Reviewed by Pauline Morgan
This book and the others in the series are evidence that some self-published volumes are worth reading. The Stonewylde volumes were originally just that, but have now been taken up by Gollancz and are being published for the mass market.
The premise behind the series is a slightly different take on fantasy and magic. Stonewylde coexists in the contemporary world but is hidden from the sight of those who do not know where it is. It is protected by a magic that has kept it separate and to some extent in the middle ages with its social structure of Hall and Village. There is contact with the outside world â€“ Hallfolk have access to the internet and shop via it.
Although this is the third volume in the series, there is enough information inserted in the text to make reading the previous two (Magus of Stonewylde and Moondance of Stonewylde) unessential.
Fifteen year-old Sylvie and her mother Miranda have been brought to Stonewylde Hall by Magus, the current overlord. Miranda is in love with Magus and expecting his child but the interest is in Sylvie. She has the ability to channel the power of moonlight at a full moon. Magus, instead of being the benevolent benefactor they first thought is forcing her to dance for him on full moon nights and store up her energy in egg shaped rocks for his use later.

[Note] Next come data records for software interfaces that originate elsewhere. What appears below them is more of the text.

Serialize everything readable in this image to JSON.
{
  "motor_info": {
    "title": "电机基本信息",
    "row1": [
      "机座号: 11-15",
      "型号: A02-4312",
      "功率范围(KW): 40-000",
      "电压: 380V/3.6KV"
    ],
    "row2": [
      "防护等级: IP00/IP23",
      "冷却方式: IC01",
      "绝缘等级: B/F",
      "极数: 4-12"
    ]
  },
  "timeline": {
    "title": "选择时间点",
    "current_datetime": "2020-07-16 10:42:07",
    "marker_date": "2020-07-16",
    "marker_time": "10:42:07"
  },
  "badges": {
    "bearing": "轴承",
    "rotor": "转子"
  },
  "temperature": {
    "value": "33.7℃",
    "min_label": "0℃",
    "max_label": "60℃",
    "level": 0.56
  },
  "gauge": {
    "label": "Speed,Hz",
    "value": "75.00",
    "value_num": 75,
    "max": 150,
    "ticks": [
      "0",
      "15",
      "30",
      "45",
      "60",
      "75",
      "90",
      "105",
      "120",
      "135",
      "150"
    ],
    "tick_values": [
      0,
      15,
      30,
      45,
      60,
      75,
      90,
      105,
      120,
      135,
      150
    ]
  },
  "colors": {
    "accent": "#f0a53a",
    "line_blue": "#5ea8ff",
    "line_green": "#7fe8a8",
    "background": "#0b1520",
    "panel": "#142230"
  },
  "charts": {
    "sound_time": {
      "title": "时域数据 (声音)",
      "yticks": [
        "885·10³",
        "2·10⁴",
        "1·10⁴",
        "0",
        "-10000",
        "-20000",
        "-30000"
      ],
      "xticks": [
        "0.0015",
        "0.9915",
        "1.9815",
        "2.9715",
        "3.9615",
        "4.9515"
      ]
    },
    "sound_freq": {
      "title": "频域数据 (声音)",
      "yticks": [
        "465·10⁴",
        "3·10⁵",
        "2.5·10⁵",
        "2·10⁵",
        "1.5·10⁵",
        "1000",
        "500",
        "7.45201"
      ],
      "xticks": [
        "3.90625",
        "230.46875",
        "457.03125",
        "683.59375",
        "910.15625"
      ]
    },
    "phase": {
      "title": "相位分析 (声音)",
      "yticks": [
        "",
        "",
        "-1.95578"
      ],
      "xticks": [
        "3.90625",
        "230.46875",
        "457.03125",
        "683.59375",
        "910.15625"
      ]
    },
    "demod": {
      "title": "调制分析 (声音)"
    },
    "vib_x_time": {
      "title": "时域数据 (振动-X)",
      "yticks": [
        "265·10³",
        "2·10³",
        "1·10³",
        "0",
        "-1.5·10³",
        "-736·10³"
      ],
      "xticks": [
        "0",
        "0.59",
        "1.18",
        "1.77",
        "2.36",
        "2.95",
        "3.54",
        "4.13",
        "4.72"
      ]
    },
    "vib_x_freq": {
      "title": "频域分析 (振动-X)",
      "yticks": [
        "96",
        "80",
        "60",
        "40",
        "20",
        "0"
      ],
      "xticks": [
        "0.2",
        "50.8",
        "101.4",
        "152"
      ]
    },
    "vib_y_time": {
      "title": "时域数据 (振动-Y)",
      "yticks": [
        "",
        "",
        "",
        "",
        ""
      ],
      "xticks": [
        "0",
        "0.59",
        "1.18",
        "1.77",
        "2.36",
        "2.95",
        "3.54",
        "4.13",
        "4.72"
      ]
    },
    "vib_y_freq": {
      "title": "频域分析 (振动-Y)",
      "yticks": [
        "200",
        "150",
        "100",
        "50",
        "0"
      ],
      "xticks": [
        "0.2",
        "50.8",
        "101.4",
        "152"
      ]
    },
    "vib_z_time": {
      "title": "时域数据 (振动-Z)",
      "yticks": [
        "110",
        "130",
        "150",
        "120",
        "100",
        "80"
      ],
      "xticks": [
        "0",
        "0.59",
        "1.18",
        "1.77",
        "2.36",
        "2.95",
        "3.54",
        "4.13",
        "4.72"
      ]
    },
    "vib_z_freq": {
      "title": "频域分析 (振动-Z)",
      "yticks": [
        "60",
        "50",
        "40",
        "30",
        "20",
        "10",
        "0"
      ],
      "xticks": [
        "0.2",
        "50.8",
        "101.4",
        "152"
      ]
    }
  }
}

Sylvie hates the experience as it leaves her feeling weak. She has also formed an attachment to Yul, a village boy.
As Solstice at Stonewylde opens, Sylvie is being bullied. Magus accuses her of malingering even though her weakness is genuine after his treatment of her. He forces her to eat more than she is physically capable of and to attend lessons â€“ the Hall is partly an exclusive school for the children of rich parents. In lessons she is regularly humiliated as she has missed so much work from her previous school due to illness. She is tormented by other youngsters who pick on her because her lack of fashionable clothing and because Holly, their ringleader, is jealous of her relationship with Yul. Added to this, she is forbidden to see or speak to Yul.
At the last full moon, Yul tried to stop Magus draining Sylvieâ€™s energy. As a result, he is being kept prisoner by Jackdaw, on Magusâ€™s orders, starving and beating him. In two months, though, Yul will be sixteen and Magus is wary of the prophecy pronounced at the boyâ€™s birth.
There is much to like in this novel. There are however a few inconsistencies. The people of Stonewylde do have access to the Outside world so it is surprising that there is no village school and that they are all illiterate, especially when education is so highly prized by the Hallfolk. Although there is a lot of action, the emotional impact of it does not come over strongly enough.